Work instructions>
Please copy out every line in the entries that includes the word "label".

The data>
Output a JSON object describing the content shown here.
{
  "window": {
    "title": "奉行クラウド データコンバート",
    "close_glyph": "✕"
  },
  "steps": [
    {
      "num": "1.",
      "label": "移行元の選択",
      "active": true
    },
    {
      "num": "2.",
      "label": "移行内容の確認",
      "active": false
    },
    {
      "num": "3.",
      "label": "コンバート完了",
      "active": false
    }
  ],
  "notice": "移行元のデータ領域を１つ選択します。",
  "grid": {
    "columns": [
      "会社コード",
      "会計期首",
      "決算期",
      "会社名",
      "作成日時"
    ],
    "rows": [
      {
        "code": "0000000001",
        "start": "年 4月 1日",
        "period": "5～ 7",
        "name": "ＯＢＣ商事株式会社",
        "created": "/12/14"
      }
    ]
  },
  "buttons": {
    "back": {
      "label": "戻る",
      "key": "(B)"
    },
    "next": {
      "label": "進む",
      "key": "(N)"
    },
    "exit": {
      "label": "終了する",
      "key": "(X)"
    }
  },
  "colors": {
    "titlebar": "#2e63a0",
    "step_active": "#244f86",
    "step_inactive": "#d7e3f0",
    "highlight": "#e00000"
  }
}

Response for this exercise>
      "label": "移行元の選択",
      "label": "移行内容の確認",
      "label": "コンバート完了",
      "label": "戻る",
      "label": "進む",
      "label": "終了する",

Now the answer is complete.